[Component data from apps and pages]

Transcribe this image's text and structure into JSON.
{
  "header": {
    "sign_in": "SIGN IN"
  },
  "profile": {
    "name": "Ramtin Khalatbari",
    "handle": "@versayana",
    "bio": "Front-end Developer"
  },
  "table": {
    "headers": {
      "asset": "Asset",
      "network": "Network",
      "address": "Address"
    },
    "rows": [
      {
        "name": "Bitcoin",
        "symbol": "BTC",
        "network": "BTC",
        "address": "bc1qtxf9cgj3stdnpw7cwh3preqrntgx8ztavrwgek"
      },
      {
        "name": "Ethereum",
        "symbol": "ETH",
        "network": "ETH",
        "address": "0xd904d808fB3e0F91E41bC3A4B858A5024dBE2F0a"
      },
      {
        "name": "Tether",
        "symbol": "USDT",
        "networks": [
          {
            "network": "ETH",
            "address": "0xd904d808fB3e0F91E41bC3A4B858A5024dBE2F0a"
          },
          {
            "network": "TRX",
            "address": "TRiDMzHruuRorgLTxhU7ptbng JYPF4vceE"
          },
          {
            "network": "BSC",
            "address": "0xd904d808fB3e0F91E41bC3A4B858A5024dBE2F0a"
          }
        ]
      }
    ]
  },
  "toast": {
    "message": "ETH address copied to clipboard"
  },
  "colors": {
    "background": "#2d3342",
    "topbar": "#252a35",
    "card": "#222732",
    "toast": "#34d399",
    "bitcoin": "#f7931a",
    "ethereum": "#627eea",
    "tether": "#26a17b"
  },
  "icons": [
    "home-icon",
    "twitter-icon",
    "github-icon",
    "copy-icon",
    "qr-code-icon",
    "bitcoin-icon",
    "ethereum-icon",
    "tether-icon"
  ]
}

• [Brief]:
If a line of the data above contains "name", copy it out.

• [Finished task]:
    "name": "Ramtin Khalatbari",
        "name": "Bitcoin",
        "name": "Ethereum",
        "name": "Tether",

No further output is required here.